With the theme, “Essence of a changing world,” each speaker used their own personal experiences to help spark conversation among related topics. From disability acceptance, diversity and inclusion to technology usage and wonder, each conversation represented an important aspect of our world today.
“There are so many motivated and passionate students on campus who don't know of ways to share their ideas ---- where they can really express their talents,” CMU student, TEDx lead organizer and host Tyler Thompson said. “An event like this is really a platform to be able to amplify their thoughts or ideas.”
Each speaker spent between 10 and 15 stage; all held the audience's complete devoted attention. Some speakers had a few slideshows to aid the presentation, others brought nothing but themselves.
Jurge opened with her presentation “The University: An Evolving Mosaic.” She discussed higher education, a university's role and social responsibility to students and community.

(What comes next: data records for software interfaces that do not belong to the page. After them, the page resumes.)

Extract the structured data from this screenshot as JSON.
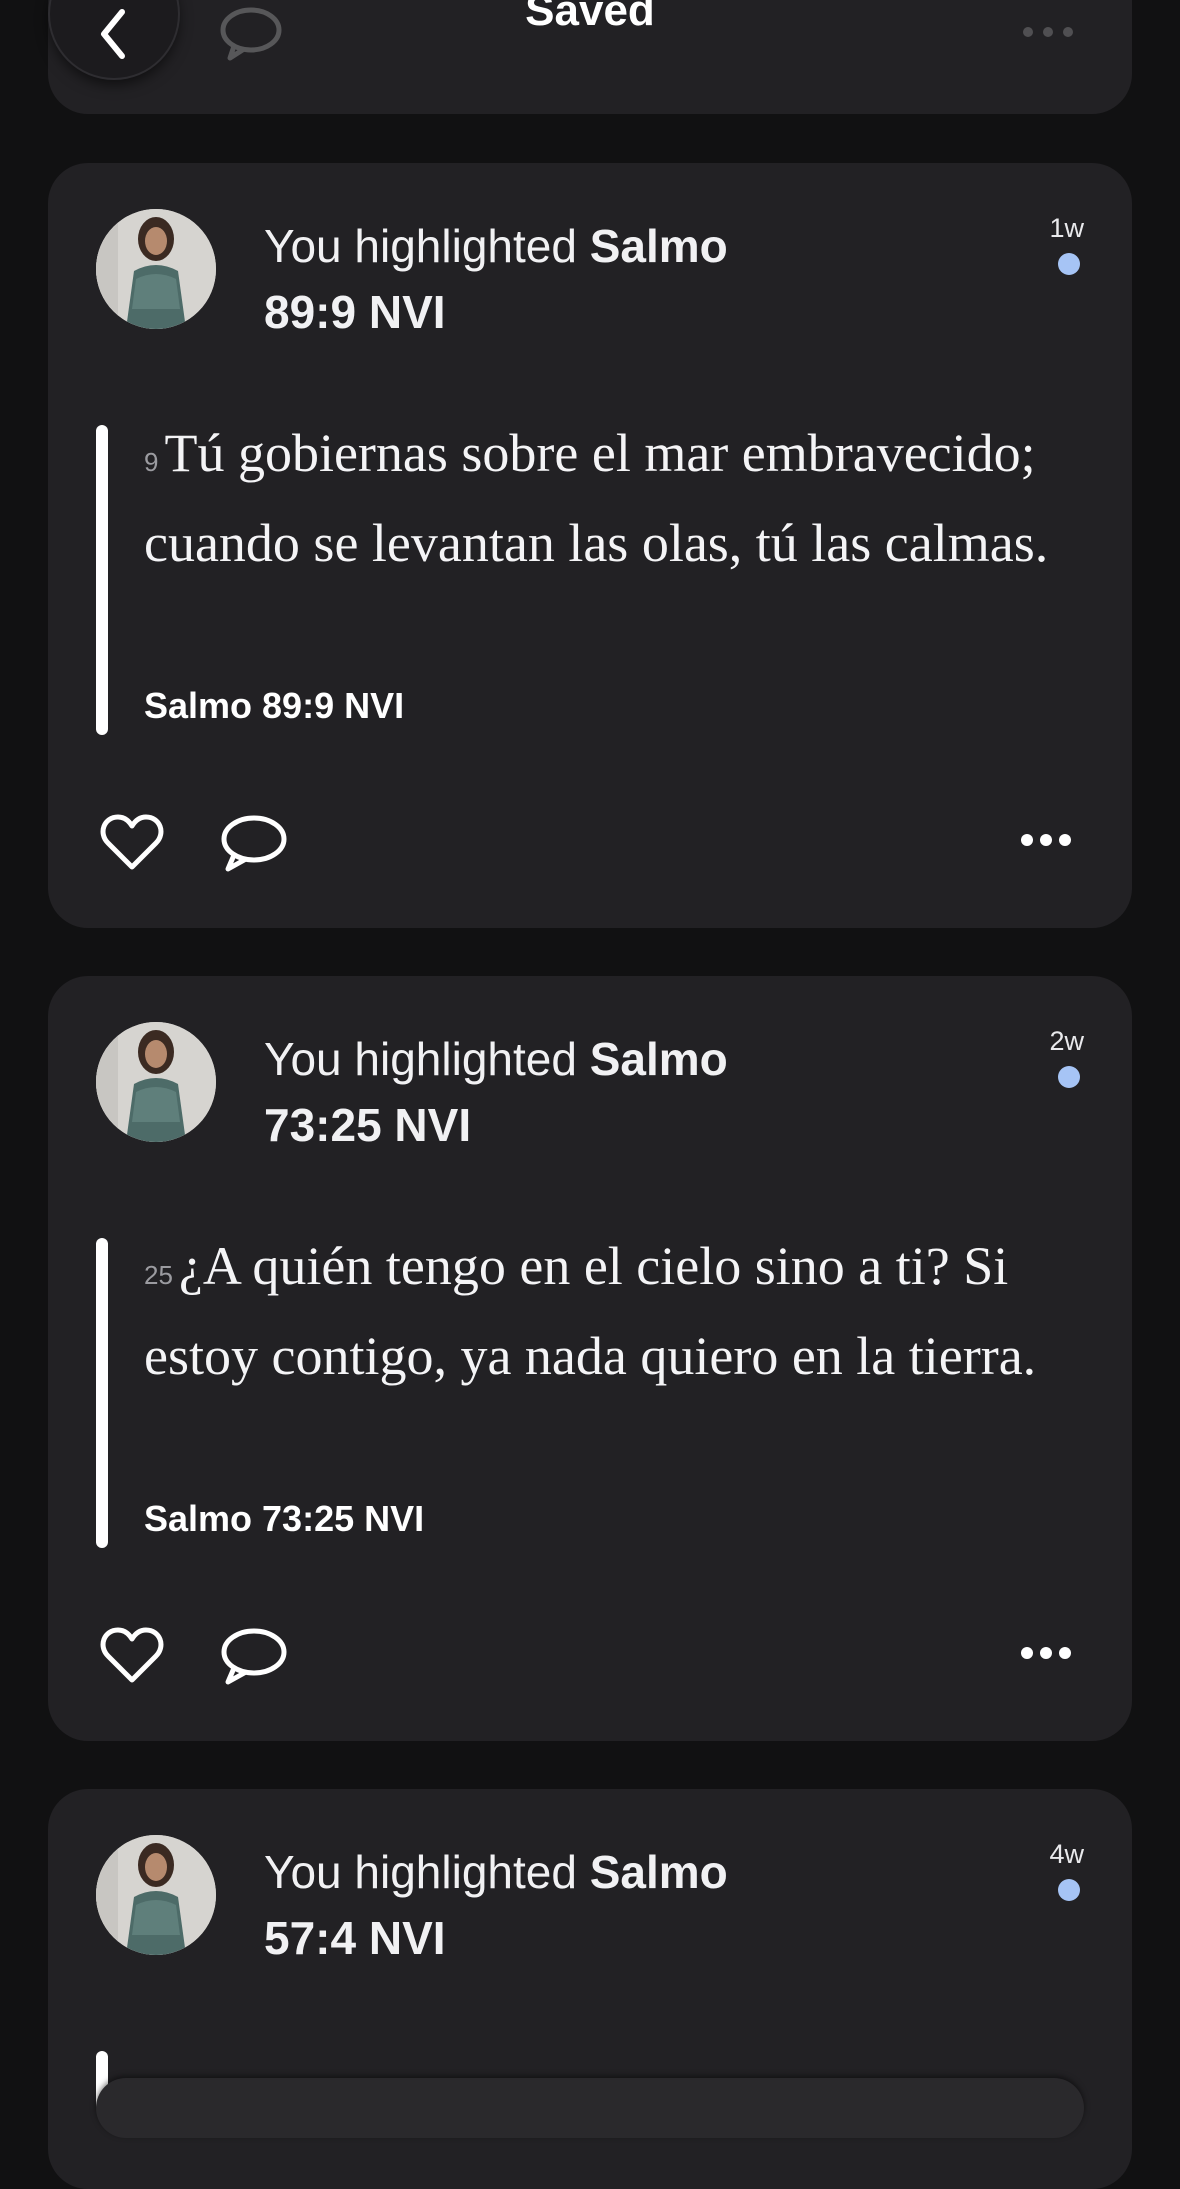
{
  "header": {
    "title": "Saved",
    "back_icon": "chevron-left-icon",
    "comment_icon": "comment-icon",
    "more_icon": "more-icon"
  },
  "colors": {
    "background": "#111112",
    "card": "#222124",
    "unread_dot": "#a6c4f5"
  },
  "posts": [
    {
      "prefix": "You highlighted ",
      "book": "Salmo",
      "chapter_verse": "89:9 NVI",
      "age": "1w",
      "verse_number": "9",
      "verse_text": "Tú gobiernas sobre el mar embravecido; cuando se levantan las olas, tú las calmas.",
      "reference": "Salmo 89:9 NVI"
    },
    {
      "prefix": "You highlighted ",
      "book": "Salmo",
      "chapter_verse": "73:25 NVI",
      "age": "2w",
      "verse_number": "25",
      "verse_text": "¿A quién tengo en el cielo sino a ti? Si estoy contigo, ya nada quiero en la tierra.",
      "reference": "Salmo 73:25 NVI"
    },
    {
      "prefix": "You highlighted ",
      "book": "Salmo",
      "chapter_verse": "57:4 NVI",
      "age": "4w"
    }
  ]
}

The next speaker was CMU student Anyah Lewis, whose presentation was titled “Life After Trauma: Youth Cultivating Resilience.” Much of Lewis’s presentation was focused around Adverse Childhood Experiences (ACEs), which according to Lewis are defined as “any traumatic event that has occurred in a child's life before the age of 18.”

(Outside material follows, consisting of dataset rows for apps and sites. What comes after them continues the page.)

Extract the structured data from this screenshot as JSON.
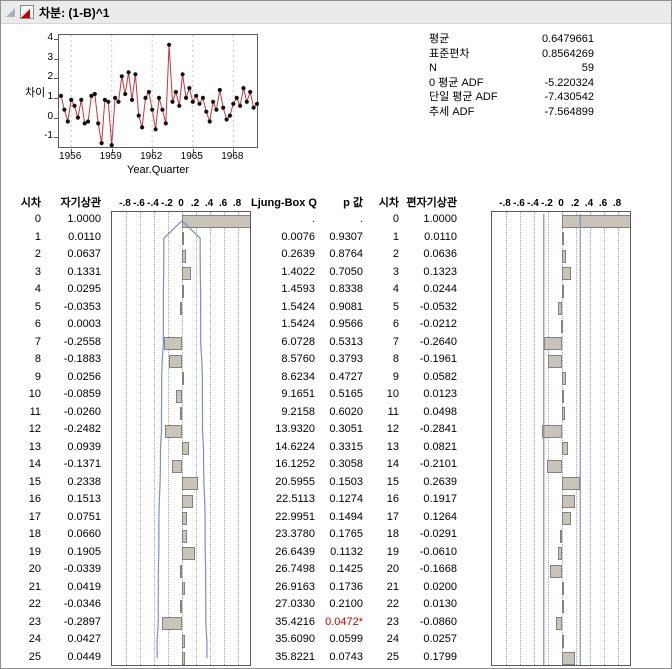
{
  "window": {
    "title": "차분: (1-B)^1"
  },
  "timeseries": {
    "ylabel": "차이",
    "xlabel": "Year.Quarter",
    "yticks": [
      4,
      3,
      2,
      1,
      0,
      -1
    ],
    "xticks": [
      1956,
      1959,
      1962,
      1965,
      1968
    ],
    "ylim": [
      -1.6,
      4.2
    ],
    "xlim": [
      1955.1,
      1969.9
    ],
    "x_start": 1955.25,
    "x_step": 0.25,
    "line_color": "#c93538",
    "marker_color": "#111111",
    "values": [
      1.1,
      0.4,
      -0.2,
      0.9,
      0.6,
      0.0,
      0.9,
      -0.3,
      -0.2,
      1.1,
      1.2,
      -0.3,
      -1.3,
      0.9,
      0.8,
      -1.4,
      1.0,
      0.8,
      2.1,
      1.2,
      2.3,
      0.9,
      2.2,
      0.1,
      -0.5,
      1.0,
      1.3,
      0.4,
      -0.6,
      1.0,
      0.4,
      -0.3,
      3.7,
      0.8,
      1.3,
      0.6,
      2.2,
      1.0,
      1.5,
      0.8,
      1.1,
      0.7,
      1.0,
      0.3,
      -0.2,
      0.8,
      0.4,
      1.4,
      0.5,
      -0.1,
      0.1,
      0.7,
      1.0,
      0.6,
      1.5,
      0.8,
      1.3,
      0.5,
      0.7
    ]
  },
  "stats": {
    "rows": [
      {
        "label": "평균",
        "value": "0.6479661"
      },
      {
        "label": "표준편차",
        "value": "0.8564269"
      },
      {
        "label": "N",
        "value": "59"
      },
      {
        "label": "0 평균 ADF",
        "value": "-5.220324"
      },
      {
        "label": "단일 평균 ADF",
        "value": "-7.430542"
      },
      {
        "label": "추세 ADF",
        "value": "-7.564899"
      }
    ]
  },
  "table": {
    "headers": {
      "lag": "시차",
      "acf": "자기상관",
      "q": "Ljung-Box Q",
      "p": "p 값",
      "lag2": "시차",
      "pacf": "편자기상관"
    },
    "axis_ticks": [
      "-.8",
      "-.6",
      "-.4",
      "-.2",
      "0",
      ".2",
      ".4",
      ".6",
      ".8"
    ],
    "axis_values": [
      -0.8,
      -0.6,
      -0.4,
      -0.2,
      0,
      0.2,
      0.4,
      0.6,
      0.8
    ],
    "n": 59,
    "bar_color": "#c9c4b9",
    "bar_border": "#85827b",
    "band_color": "#7590cd",
    "sig_color": "#cc0000",
    "rows": [
      {
        "lag": "0",
        "acf": "1.0000",
        "q": ".",
        "p": ".",
        "sig": false,
        "lag2": "0",
        "pacf": "1.0000"
      },
      {
        "lag": "1",
        "acf": "0.0110",
        "q": "0.0076",
        "p": "0.9307",
        "sig": false,
        "lag2": "1",
        "pacf": "0.0110"
      },
      {
        "lag": "2",
        "acf": "0.0637",
        "q": "0.2639",
        "p": "0.8764",
        "sig": false,
        "lag2": "2",
        "pacf": "0.0636"
      },
      {
        "lag": "3",
        "acf": "0.1331",
        "q": "1.4022",
        "p": "0.7050",
        "sig": false,
        "lag2": "3",
        "pacf": "0.1323"
      },
      {
        "lag": "4",
        "acf": "0.0295",
        "q": "1.4593",
        "p": "0.8338",
        "sig": false,
        "lag2": "4",
        "pacf": "0.0244"
      },
      {
        "lag": "5",
        "acf": "-0.0353",
        "q": "1.5424",
        "p": "0.9081",
        "sig": false,
        "lag2": "5",
        "pacf": "-0.0532"
      },
      {
        "lag": "6",
        "acf": "0.0003",
        "q": "1.5424",
        "p": "0.9566",
        "sig": false,
        "lag2": "6",
        "pacf": "-0.0212"
      },
      {
        "lag": "7",
        "acf": "-0.2558",
        "q": "6.0728",
        "p": "0.5313",
        "sig": false,
        "lag2": "7",
        "pacf": "-0.2640"
      },
      {
        "lag": "8",
        "acf": "-0.1883",
        "q": "8.5760",
        "p": "0.3793",
        "sig": false,
        "lag2": "8",
        "pacf": "-0.1961"
      },
      {
        "lag": "9",
        "acf": "0.0256",
        "q": "8.6234",
        "p": "0.4727",
        "sig": false,
        "lag2": "9",
        "pacf": "0.0582"
      },
      {
        "lag": "10",
        "acf": "-0.0859",
        "q": "9.1651",
        "p": "0.5165",
        "sig": false,
        "lag2": "10",
        "pacf": "0.0123"
      },
      {
        "lag": "11",
        "acf": "-0.0260",
        "q": "9.2158",
        "p": "0.6020",
        "sig": false,
        "lag2": "11",
        "pacf": "0.0498"
      },
      {
        "lag": "12",
        "acf": "-0.2482",
        "q": "13.9320",
        "p": "0.3051",
        "sig": false,
        "lag2": "12",
        "pacf": "-0.2841"
      },
      {
        "lag": "13",
        "acf": "0.0939",
        "q": "14.6224",
        "p": "0.3315",
        "sig": false,
        "lag2": "13",
        "pacf": "0.0821"
      },
      {
        "lag": "14",
        "acf": "-0.1371",
        "q": "16.1252",
        "p": "0.3058",
        "sig": false,
        "lag2": "14",
        "pacf": "-0.2101"
      },
      {
        "lag": "15",
        "acf": "0.2338",
        "q": "20.5955",
        "p": "0.1503",
        "sig": false,
        "lag2": "15",
        "pacf": "0.2639"
      },
      {
        "lag": "16",
        "acf": "0.1513",
        "q": "22.5113",
        "p": "0.1274",
        "sig": false,
        "lag2": "16",
        "pacf": "0.1917"
      },
      {
        "lag": "17",
        "acf": "0.0751",
        "q": "22.9951",
        "p": "0.1494",
        "sig": false,
        "lag2": "17",
        "pacf": "0.1264"
      },
      {
        "lag": "18",
        "acf": "0.0660",
        "q": "23.3780",
        "p": "0.1765",
        "sig": false,
        "lag2": "18",
        "pacf": "-0.0291"
      },
      {
        "lag": "19",
        "acf": "0.1905",
        "q": "26.6439",
        "p": "0.1132",
        "sig": false,
        "lag2": "19",
        "pacf": "-0.0610"
      },
      {
        "lag": "20",
        "acf": "-0.0339",
        "q": "26.7498",
        "p": "0.1425",
        "sig": false,
        "lag2": "20",
        "pacf": "-0.1668"
      },
      {
        "lag": "21",
        "acf": "0.0419",
        "q": "26.9163",
        "p": "0.1736",
        "sig": false,
        "lag2": "21",
        "pacf": "0.0200"
      },
      {
        "lag": "22",
        "acf": "-0.0346",
        "q": "27.0330",
        "p": "0.2100",
        "sig": false,
        "lag2": "22",
        "pacf": "0.0130"
      },
      {
        "lag": "23",
        "acf": "-0.2897",
        "q": "35.4216",
        "p": "0.0472*",
        "sig": true,
        "lag2": "23",
        "pacf": "-0.0860"
      },
      {
        "lag": "24",
        "acf": "0.0427",
        "q": "35.6090",
        "p": "0.0599",
        "sig": false,
        "lag2": "24",
        "pacf": "0.0257"
      },
      {
        "lag": "25",
        "acf": "0.0449",
        "q": "35.8221",
        "p": "0.0743",
        "sig": false,
        "lag2": "25",
        "pacf": "0.1799"
      }
    ]
  }
}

Next speaker up was CMU student Jessica Hetzel and her presentation “Disability Studies: The Key to an Inclusive Society.” Hetzel spoke about how even in an age of increased inclusivity and diversity, disabled people are often forgotten about.
“We talk about racism and sexism, but never talk about ableism,” said Hetzel.
After Hetzel was Dr. Shawna Patterson-Stephens, the vice president and chief diversity officer at CMU. Patterson-Stephens’ presentation “Community, Counterspace, and the Digital Domain” focused largely around technology and how, despite its importance, it has changed the way humans behave and interact with each other.
Following a brief intermission with snacks, refreshments and plenty of conversation, was CMU student Jada Trash and her presentation, “Your Power of Wonder.” According to Trash, “Wonder is not only the essence of our changing world but our catalyst to solve all our greatest global challenges."
Dr. Nikita Murry provides oversight for institution-wide diversity education initiatives at CMU. With her presentation “Kindly Managing a Changing World,” she spoke on kindness and how important accepting yourself individually is.
The next speaker was Joseph Marah, a CMU student and president and founder of the Joseph Marah Arnold Foundation in Sierra Leone, West Africa. In his presentation “Western Misconceptions on Developing Nations,” Marah focused on how Western society views developing nations, despite many similarities between countries across the world.
Lastly, Dr. Jonathan Glenn, director of diversity & inclusion/deputy Title IX coordinator at Alma College presented “Finding Yourself Through Consistency,” which focused on personal struggles he has had and how he has worked to overcome them.
“It's important to be sharing ideas and thoughts,” said Thompson. “It's cool that we get to cover some topics, but there's so many topics that we don't cover.”
Thompson first had the idea for a TEDx event in the summer of 2022, though he credits a mentor of his for helping come up with the theme. Starting with research on the licensing and eventually moving into the application process during the fall 2022 semester, it took until January 2023 to finally get approved by TED.
Tiffany Jurge issued a challenge to the sold-out crowd Saturday. tice and planning, the date had finally come to put it all together. With speakers from a multitude of backgrounds, each hadr their own perspective on life and the world as we know it. While the main goal of this event is to spark conversation about these different issues, they also intend to push people towards action.
“It's about getting them in that sort of mindset and having them start thinking and start engaging and start having conversations with other people about those ideas,” Thompson said. “Then actually moving forward and taking the first step.”